The two candidates briefly agreed, saying they opposed Trump’s move to increase trade tariffs on certain goods. Both claimed that the decision hurt Tennessee farmers and businesses.
However, Blackburn — who has been quick to point out her allegiance to Trump since she began running for the Senate — said she understood where Trump was coming from. She says China had been waging a trade war against the U.S. for decades.
Bredesen said he wished Trump would stop “cozying” up to countries like China and Russia, and instead, he said, not damage relationships with countries that have long been U.S. allies.
Democratic U.S. Senate candidate Phil Bredesen says he would not vote for Senate Minority Leader Chuck Schumer should he beat Republican U.S. Rep. Marsha Blackburn in November.

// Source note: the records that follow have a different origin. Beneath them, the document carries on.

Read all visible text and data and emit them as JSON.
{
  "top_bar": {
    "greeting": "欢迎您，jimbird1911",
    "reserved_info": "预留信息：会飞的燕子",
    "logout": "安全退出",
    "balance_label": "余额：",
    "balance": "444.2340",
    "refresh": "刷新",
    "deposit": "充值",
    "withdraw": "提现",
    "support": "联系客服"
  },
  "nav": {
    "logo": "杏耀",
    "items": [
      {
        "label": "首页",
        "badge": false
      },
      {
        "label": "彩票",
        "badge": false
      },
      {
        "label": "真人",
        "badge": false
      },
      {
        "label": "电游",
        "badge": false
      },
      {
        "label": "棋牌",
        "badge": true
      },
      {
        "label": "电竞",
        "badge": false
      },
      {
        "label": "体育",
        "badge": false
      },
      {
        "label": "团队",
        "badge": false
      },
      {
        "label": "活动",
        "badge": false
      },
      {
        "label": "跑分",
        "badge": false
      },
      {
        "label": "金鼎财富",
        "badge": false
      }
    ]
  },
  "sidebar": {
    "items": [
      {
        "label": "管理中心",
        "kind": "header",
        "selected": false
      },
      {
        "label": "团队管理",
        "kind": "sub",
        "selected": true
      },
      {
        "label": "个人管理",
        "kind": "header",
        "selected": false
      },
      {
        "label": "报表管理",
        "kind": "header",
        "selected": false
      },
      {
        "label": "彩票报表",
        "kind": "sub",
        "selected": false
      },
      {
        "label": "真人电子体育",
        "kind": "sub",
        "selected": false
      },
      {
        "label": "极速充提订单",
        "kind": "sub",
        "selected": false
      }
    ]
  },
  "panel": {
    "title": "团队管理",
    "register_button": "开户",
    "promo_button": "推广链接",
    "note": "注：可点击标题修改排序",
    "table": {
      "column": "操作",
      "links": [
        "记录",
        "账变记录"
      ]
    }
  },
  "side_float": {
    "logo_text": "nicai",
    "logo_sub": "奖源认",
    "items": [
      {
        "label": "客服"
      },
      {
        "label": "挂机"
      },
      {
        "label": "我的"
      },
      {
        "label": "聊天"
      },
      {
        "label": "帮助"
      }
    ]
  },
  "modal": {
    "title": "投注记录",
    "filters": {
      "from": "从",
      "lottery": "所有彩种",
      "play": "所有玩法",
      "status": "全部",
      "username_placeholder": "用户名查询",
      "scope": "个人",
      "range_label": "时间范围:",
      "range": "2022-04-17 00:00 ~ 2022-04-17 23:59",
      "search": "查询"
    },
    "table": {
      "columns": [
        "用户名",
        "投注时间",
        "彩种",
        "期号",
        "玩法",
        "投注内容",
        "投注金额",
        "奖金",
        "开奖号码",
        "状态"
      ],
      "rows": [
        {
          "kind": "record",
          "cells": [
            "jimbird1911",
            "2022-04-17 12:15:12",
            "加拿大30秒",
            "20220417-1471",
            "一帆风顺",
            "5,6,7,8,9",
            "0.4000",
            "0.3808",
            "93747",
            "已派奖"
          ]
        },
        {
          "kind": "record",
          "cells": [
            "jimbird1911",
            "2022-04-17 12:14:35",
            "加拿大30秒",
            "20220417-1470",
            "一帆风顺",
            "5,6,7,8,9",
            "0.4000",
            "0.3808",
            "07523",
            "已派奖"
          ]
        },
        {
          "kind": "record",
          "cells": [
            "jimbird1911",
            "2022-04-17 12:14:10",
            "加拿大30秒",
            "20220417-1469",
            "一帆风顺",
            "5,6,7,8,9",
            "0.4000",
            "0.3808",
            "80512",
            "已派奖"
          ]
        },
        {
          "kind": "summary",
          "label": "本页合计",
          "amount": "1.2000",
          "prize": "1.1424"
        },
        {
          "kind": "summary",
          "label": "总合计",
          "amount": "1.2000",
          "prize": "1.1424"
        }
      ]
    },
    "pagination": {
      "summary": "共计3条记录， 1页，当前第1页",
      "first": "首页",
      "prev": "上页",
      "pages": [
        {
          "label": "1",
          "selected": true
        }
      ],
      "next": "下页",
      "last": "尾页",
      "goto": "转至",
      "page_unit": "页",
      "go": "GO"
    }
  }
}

Bredesen, a former Tennessee governor, made the promise during a debate Tuesday while criticizing the overall leadership in Congress, explaining he will continue to think for himself if elected to the Senate.
This is the first debate between the two candidates, which has attracted national attention after incumbent U.S. Sen. Bob Corker, a Republican, announced he would not seek re-election. The race could be pivotal for the slim 51-49 Republican Senate majority.
Blackburn kicked off the debate by criticizing Bredesen’s opposition to the federal tax cut, arguing that the cuts are working to benefit people across Tennessee.
Republican U.S. Rep. Marsha Blackburn and Democratic former Gov. Phil Bredesen are set to face off in their first debate in a critical race for U.S. Senate in Tennessee.
The two rivals will debate Tuesday evening at Cumberland University in Lebanon. Hosts include The Tennessean, the League of Women Voters of Tennessee, WTVF-TV and WNPT-TV. The event will be broadcast live.
The race to replace retiring Republican Sen. Bob Corker could be pivotal for the slim 51-49 Republican Senate majority.
A second debate has also been confirmed for Oct. 10 at the University of Tennessee’s Howard H. Baker Jr. Center for Public Policy in Knoxville.